In a SXSW panel entitled Why Ads Agencies Should Act More Like Tech Startups, AKQA Chief Creative Officer Rei Inamoto shared some analysis and interviews he has done over the past year that examined whether or not agencies should act more like tech startups. The comparison being, of course, agencies are slow, lumbering ships saddled with bloated, creative-killing process and startups are nimble and free thinking.
Inamoto focused on three areas: structure, compensation and process. Drawing comparison between agency and startup, Inamoto noted, structurally, startups are flat. Agencies are not. They are hierarchical which can lead to a slower process.
Countering the widely held belief that the bigger an agency gets, the worse (less creative) it gets, Inamoto suggested scale doesn't necessarily have to result in layers of hierarchy. Now it's not like this hasn't been tried a millon times over but Inamoto urged the audience to create smaller, flatter teams. But honestly, the ad business is one of the most risk avers out there. Do we really thing anything can get done without seven layers of ass-covering approval?
In terms of compensation, it was argued that cash compensation, whether project-based or retainer-based is what kills creativity. Comparing this to startups where most if not all the money comes from equity that doesn't come to fruition unless you work your ass off to make it come to fruition, Inamoto argued cash is a bad incentive. He says it puts no skin in the game. It leads to laziness, status quo, no risk-taking.
Focusing on the retainer aspect of agency compensation, Inamoto noted this form of compensation has led agency management to think in terms of headcount. In other words, if an agency gets a bigger retainer if can add more bodies and it can call itself bigger. And in the and world, bigger has always been better.
While a bit of doublespeak, Inamoto says agencies should think less about headcount and resources and more about talent. But it is an important distinction. It's a size mentality versus a quality mentality. While retainer-based compensation allows an agency to comfortably project costs and profit, it also results in a scenario in which the money comes in whether or not the work was any good or not and with complete disregard to whether or not it moved product.
In terms of process, Inamoto noted the linear process of an agency doesn't allow for changes in direction which might lead to a better end product. Inamoto cited the example of Instagram. Originally conceived as Burbn, the product was intended to be a bit like Foursquare with pictures. But along the way, it was discovered that the ability to easily and simply take and share photos was, by far, of more interest and use to beta testers.
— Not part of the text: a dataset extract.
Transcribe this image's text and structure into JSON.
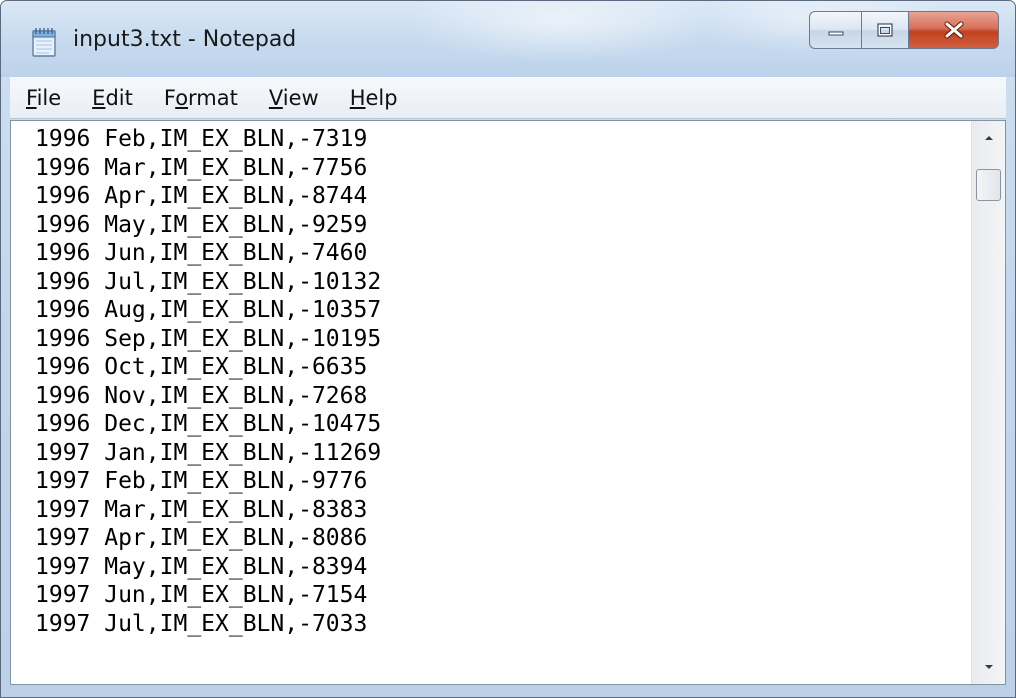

Granted, this is product development and a product should change to meet market demand, making an ad campaign for an established product has less wiggle room. But that doesn't mean that halfway through the development of a social media-heavy ad campaign it can't be shifted more towards, say, a traditional approach if it's discovered the different approach will yield better results.
While Inamoto and many people in the audience felt agencies should, indeed, act more like a startup, there were several who disagreed noting an agency can't simply go off and do its own thing like a startup because agencies have and serve clients. Always have and always will. There's an inherent lack of freedom that keeps an agency from morphing too far from its origins.
Will ad agencies ever change? Of course they will. Like any business that wants to stay afloat, they will follow the money. If the money encourages them to act more like a startup then they'll act more like a startup. If the money dictates they act like an ad agency, they'll continue to act like an ad agency.
This SXSW coverage has been brought to you by Red Square, a small national agency that just happens to be located in the SXSE.